▶ _Data to examine_
* * *

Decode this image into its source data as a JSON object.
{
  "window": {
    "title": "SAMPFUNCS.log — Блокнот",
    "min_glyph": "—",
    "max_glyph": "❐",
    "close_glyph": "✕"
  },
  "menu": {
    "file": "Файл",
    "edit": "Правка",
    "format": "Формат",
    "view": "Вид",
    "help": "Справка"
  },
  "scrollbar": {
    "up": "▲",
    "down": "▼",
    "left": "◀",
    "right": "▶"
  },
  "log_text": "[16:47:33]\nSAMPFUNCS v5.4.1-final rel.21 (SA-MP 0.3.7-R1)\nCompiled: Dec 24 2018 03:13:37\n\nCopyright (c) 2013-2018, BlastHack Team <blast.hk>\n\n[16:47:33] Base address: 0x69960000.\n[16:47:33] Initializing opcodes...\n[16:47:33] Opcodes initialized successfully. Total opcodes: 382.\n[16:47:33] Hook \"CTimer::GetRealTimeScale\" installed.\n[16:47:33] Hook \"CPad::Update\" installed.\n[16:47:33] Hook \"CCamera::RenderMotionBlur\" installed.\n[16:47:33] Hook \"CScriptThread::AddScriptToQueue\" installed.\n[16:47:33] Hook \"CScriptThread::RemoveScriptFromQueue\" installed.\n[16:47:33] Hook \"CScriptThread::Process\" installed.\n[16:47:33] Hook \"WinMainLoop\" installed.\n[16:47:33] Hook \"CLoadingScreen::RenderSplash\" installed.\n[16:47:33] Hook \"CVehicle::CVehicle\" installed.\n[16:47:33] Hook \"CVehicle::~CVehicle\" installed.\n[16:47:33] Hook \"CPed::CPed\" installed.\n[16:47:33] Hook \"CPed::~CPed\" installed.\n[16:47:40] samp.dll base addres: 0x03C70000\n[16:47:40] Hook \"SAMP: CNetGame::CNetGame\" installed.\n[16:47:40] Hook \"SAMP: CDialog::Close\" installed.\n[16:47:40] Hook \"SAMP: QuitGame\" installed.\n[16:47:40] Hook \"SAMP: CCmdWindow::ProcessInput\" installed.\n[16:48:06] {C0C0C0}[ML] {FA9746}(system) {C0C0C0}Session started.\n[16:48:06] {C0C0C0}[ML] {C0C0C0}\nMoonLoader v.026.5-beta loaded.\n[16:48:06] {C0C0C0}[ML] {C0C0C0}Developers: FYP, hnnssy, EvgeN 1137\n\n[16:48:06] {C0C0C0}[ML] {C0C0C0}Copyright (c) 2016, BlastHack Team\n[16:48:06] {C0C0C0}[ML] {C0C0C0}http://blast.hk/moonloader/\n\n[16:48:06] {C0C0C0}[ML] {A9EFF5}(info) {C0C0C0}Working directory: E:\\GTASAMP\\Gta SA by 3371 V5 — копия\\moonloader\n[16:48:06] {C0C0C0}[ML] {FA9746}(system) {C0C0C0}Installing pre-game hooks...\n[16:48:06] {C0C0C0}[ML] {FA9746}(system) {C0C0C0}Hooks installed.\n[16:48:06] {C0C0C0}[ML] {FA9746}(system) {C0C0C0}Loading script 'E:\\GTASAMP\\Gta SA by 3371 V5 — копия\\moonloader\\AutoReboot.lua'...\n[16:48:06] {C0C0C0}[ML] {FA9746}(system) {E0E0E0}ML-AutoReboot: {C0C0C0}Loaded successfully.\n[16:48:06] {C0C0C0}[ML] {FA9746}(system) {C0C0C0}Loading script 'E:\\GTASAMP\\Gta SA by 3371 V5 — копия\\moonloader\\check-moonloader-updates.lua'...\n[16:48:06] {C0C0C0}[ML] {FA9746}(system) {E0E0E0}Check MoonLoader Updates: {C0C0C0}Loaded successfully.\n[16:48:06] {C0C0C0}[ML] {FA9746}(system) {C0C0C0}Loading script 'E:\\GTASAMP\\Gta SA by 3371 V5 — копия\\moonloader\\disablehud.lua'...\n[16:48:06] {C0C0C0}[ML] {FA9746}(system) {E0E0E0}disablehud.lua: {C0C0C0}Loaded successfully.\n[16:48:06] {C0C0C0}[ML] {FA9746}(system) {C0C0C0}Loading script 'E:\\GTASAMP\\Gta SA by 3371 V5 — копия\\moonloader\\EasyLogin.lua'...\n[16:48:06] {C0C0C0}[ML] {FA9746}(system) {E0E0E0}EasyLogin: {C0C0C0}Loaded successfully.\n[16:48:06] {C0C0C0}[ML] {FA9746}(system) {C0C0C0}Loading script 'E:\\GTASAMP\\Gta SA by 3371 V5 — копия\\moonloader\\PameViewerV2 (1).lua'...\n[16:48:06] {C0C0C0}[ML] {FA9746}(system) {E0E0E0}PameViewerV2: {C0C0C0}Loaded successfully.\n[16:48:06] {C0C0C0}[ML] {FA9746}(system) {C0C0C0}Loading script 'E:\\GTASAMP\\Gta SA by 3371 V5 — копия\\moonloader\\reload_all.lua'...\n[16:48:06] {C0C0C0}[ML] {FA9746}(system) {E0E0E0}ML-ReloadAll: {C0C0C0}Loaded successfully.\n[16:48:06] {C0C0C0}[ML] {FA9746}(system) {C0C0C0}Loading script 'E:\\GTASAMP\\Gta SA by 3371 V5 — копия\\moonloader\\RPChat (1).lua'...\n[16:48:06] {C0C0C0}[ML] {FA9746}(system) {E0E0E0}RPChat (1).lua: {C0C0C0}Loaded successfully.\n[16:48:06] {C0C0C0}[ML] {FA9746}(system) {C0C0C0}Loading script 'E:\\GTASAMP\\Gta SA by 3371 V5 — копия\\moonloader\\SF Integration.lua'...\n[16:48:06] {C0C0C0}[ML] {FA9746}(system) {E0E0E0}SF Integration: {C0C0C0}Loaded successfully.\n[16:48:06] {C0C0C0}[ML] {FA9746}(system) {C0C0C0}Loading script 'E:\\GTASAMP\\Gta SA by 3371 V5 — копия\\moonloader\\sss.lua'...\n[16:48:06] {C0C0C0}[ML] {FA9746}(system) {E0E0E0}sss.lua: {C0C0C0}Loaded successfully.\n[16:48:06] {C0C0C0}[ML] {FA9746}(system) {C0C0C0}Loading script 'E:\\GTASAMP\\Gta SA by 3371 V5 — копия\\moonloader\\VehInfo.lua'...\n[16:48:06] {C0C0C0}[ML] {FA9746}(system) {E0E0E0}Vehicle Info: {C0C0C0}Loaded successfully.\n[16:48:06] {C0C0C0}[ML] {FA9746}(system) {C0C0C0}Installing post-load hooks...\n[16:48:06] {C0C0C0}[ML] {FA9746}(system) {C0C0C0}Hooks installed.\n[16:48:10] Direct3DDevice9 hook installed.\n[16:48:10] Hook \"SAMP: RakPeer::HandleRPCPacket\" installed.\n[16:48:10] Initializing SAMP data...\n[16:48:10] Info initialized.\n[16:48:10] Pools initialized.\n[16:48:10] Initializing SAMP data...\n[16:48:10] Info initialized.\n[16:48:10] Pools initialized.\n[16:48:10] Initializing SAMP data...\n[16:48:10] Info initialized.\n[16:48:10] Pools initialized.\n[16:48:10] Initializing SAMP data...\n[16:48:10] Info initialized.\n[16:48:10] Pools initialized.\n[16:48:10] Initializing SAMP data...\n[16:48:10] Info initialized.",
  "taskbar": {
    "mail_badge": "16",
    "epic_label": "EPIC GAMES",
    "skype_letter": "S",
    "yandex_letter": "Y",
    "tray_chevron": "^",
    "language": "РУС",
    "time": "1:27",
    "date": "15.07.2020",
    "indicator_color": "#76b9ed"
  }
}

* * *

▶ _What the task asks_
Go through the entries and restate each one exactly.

▶ _Exercise answer_
Decode this image into its source data as a JSON object.
{
  "window": {
    "title": "SAMPFUNCS.log — Блокнот",
    "min_glyph": "—",
    "max_glyph": "❐",
    "close_glyph": "✕"
  },
  "menu": {
    "file": "Файл",
    "edit": "Правка",
    "format": "Формат",
    "view": "Вид",
    "help": "Справка"
  },
  "scrollbar": {
    "up": "▲",
    "down": "▼",
    "left": "◀",
    "right": "▶"
  },
  "log_text": "[16:47:33]\nSAMPFUNCS v5.4.1-final rel.21 (SA-MP 0.3.7-R1)\nCompiled: Dec 24 2018 03:13:37\n\nCopyright (c) 2013-2018, BlastHack Team <blast.hk>\n\n[16:47:33] Base address: 0x69960000.\n[16:47:33] Initializing opcodes...\n[16:47:33] Opcodes initialized successfully. Total opcodes: 382.\n[16:47:33] Hook \"CTimer::GetRealTimeScale\" installed.\n[16:47:33] Hook \"CPad::Update\" installed.\n[16:47:33] Hook \"CCamera::RenderMotionBlur\" installed.\n[16:47:33] Hook \"CScriptThread::AddScriptToQueue\" installed.\n[16:47:33] Hook \"CScriptThread::RemoveScriptFromQueue\" installed.\n[16:47:33] Hook \"CScriptThread::Process\" installed.\n[16:47:33] Hook \"WinMainLoop\" installed.\n[16:47:33] Hook \"CLoadingScreen::RenderSplash\" installed.\n[16:47:33] Hook \"CVehicle::CVehicle\" installed.\n[16:47:33] Hook \"CVehicle::~CVehicle\" installed.\n[16:47:33] Hook \"CPed::CPed\" installed.\n[16:47:33] Hook \"CPed::~CPed\" installed.\n[16:47:40] samp.dll base addres: 0x03C70000\n[16:47:40] Hook \"SAMP: CNetGame::CNetGame\" installed.\n[16:47:40] Hook \"SAMP: CDialog::Close\" installed.\n[16:47:40] Hook \"SAMP: QuitGame\" installed.\n[16:47:40] Hook \"SAMP: CCmdWindow::ProcessInput\" installed.\n[16:48:06] {C0C0C0}[ML] {FA9746}(system) {C0C0C0}Session started.\n[16:48:06] {C0C0C0}[ML] {C0C0C0}\nMoonLoader v.026.5-beta loaded.\n[16:48:06] {C0C0C0}[ML] {C0C0C0}Developers: FYP, hnnssy, EvgeN 1137\n\n[16:48:06] {C0C0C0}[ML] {C0C0C0}Copyright (c) 2016, BlastHack Team\n[16:48:06] {C0C0C0}[ML] {C0C0C0}http://blast.hk/moonloader/\n\n[16:48:06] {C0C0C0}[ML] {A9EFF5}(info) {C0C0C0}Working directory: E:\\GTASAMP\\Gta SA by 3371 V5 — копия\\moonloader\n[16:48:06] {C0C0C0}[ML] {FA9746}(system) {C0C0C0}Installing pre-game hooks...\n[16:48:06] {C0C0C0}[ML] {FA9746}(system) {C0C0C0}Hooks installed.\n[16:48:06] {C0C0C0}[ML] {FA9746}(system) {C0C0C0}Loading script 'E:\\GTASAMP\\Gta SA by 3371 V5 — копия\\moonloader\\AutoReboot.lua'...\n[16:48:06] {C0C0C0}[ML] {FA9746}(system) {E0E0E0}ML-AutoReboot: {C0C0C0}Loaded successfully.\n[16:48:06] {C0C0C0}[ML] {FA9746}(system) {C0C0C0}Loading script 'E:\\GTASAMP\\Gta SA by 3371 V5 — копия\\moonloader\\check-moonloader-updates.lua'...\n[16:48:06] {C0C0C0}[ML] {FA9746}(system) {E0E0E0}Check MoonLoader Updates: {C0C0C0}Loaded successfully.\n[16:48:06] {C0C0C0}[ML] {FA9746}(system) {C0C0C0}Loading script 'E:\\GTASAMP\\Gta SA by 3371 V5 — копия\\moonloader\\disablehud.lua'...\n[16:48:06] {C0C0C0}[ML] {FA9746}(system) {E0E0E0}disablehud.lua: {C0C0C0}Loaded successfully.\n[16:48:06] {C0C0C0}[ML] {FA9746}(system) {C0C0C0}Loading script 'E:\\GTASAMP\\Gta SA by 3371 V5 — копия\\moonloader\\EasyLogin.lua'...\n[16:48:06] {C0C0C0}[ML] {FA9746}(system) {E0E0E0}EasyLogin: {C0C0C0}Loaded successfully.\n[16:48:06] {C0C0C0}[ML] {FA9746}(system) {C0C0C0}Loading script 'E:\\GTASAMP\\Gta SA by 3371 V5 — копия\\moonloader\\PameViewerV2 (1).lua'...\n[16:48:06] {C0C0C0}[ML] {FA9746}(system) {E0E0E0}PameViewerV2: {C0C0C0}Loaded successfully.\n[16:48:06] {C0C0C0}[ML] {FA9746}(system) {C0C0C0}Loading script 'E:\\GTASAMP\\Gta SA by 3371 V5 — копия\\moonloader\\reload_all.lua'...\n[16:48:06] {C0C0C0}[ML] {FA9746}(system) {E0E0E0}ML-ReloadAll: {C0C0C0}Loaded successfully.\n[16:48:06] {C0C0C0}[ML] {FA9746}(system) {C0C0C0}Loading script 'E:\\GTASAMP\\Gta SA by 3371 V5 — копия\\moonloader\\RPChat (1).lua'...\n[16:48:06] {C0C0C0}[ML] {FA9746}(system) {E0E0E0}RPChat (1).lua: {C0C0C0}Loaded successfully.\n[16:48:06] {C0C0C0}[ML] {FA9746}(system) {C0C0C0}Loading script 'E:\\GTASAMP\\Gta SA by 3371 V5 — копия\\moonloader\\SF Integration.lua'...\n[16:48:06] {C0C0C0}[ML] {FA9746}(system) {E0E0E0}SF Integration: {C0C0C0}Loaded successfully.\n[16:48:06] {C0C0C0}[ML] {FA9746}(system) {C0C0C0}Loading script 'E:\\GTASAMP\\Gta SA by 3371 V5 — копия\\moonloader\\sss.lua'...\n[16:48:06] {C0C0C0}[ML] {FA9746}(system) {E0E0E0}sss.lua: {C0C0C0}Loaded successfully.\n[16:48:06] {C0C0C0}[ML] {FA9746}(system) {C0C0C0}Loading script 'E:\\GTASAMP\\Gta SA by 3371 V5 — копия\\moonloader\\VehInfo.lua'...\n[16:48:06] {C0C0C0}[ML] {FA9746}(system) {E0E0E0}Vehicle Info: {C0C0C0}Loaded successfully.\n[16:48:06] {C0C0C0}[ML] {FA9746}(system) {C0C0C0}Installing post-load hooks...\n[16:48:06] {C0C0C0}[ML] {FA9746}(system) {C0C0C0}Hooks installed.\n[16:48:10] Direct3DDevice9 hook installed.\n[16:48:10] Hook \"SAMP: RakPeer::HandleRPCPacket\" installed.\n[16:48:10] Initializing SAMP data...\n[16:48:10] Info initialized.\n[16:48:10] Pools initialized.\n[16:48:10] Initializing SAMP data...\n[16:48:10] Info initialized.\n[16:48:10] Pools initialized.\n[16:48:10] Initializing SAMP data...\n[16:48:10] Info initialized.\n[16:48:10] Pools initialized.\n[16:48:10] Initializing SAMP data...\n[16:48:10] Info initialized.\n[16:48:10] Pools initialized.\n[16:48:10] Initializing SAMP data...\n[16:48:10] Info initialized.",
  "taskbar": {
    "mail_badge": "16",
    "epic_label": "EPIC GAMES",
    "skype_letter": "S",
    "yandex_letter": "Y",
    "tray_chevron": "^",
    "language": "РУС",
    "time": "1:27",
    "date": "15.07.2020",
    "indicator_color": "#76b9ed"
  }
}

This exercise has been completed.